╭─ TASK MATERIAL
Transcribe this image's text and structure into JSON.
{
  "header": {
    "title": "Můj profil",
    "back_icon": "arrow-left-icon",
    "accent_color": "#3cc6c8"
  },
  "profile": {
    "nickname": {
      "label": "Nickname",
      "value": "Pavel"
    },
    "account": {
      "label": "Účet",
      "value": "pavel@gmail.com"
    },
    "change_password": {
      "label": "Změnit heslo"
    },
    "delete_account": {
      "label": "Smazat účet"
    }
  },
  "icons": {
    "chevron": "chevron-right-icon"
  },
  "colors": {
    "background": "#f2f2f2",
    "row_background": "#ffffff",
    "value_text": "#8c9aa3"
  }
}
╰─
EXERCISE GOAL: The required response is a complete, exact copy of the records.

EXERCISE RESULT:
Transcribe this image's text and structure into JSON.
{
  "header": {
    "title": "Můj profil",
    "back_icon": "arrow-left-icon",
    "accent_color": "#3cc6c8"
  },
  "profile": {
    "nickname": {
      "label": "Nickname",
      "value": "Pavel"
    },
    "account": {
      "label": "Účet",
      "value": "pavel@gmail.com"
    },
    "change_password": {
      "label": "Změnit heslo"
    },
    "delete_account": {
      "label": "Smazat účet"
    }
  },
  "icons": {
    "chevron": "chevron-right-icon"
  },
  "colors": {
    "background": "#f2f2f2",
    "row_background": "#ffffff",
    "value_text": "#8c9aa3"
  }
}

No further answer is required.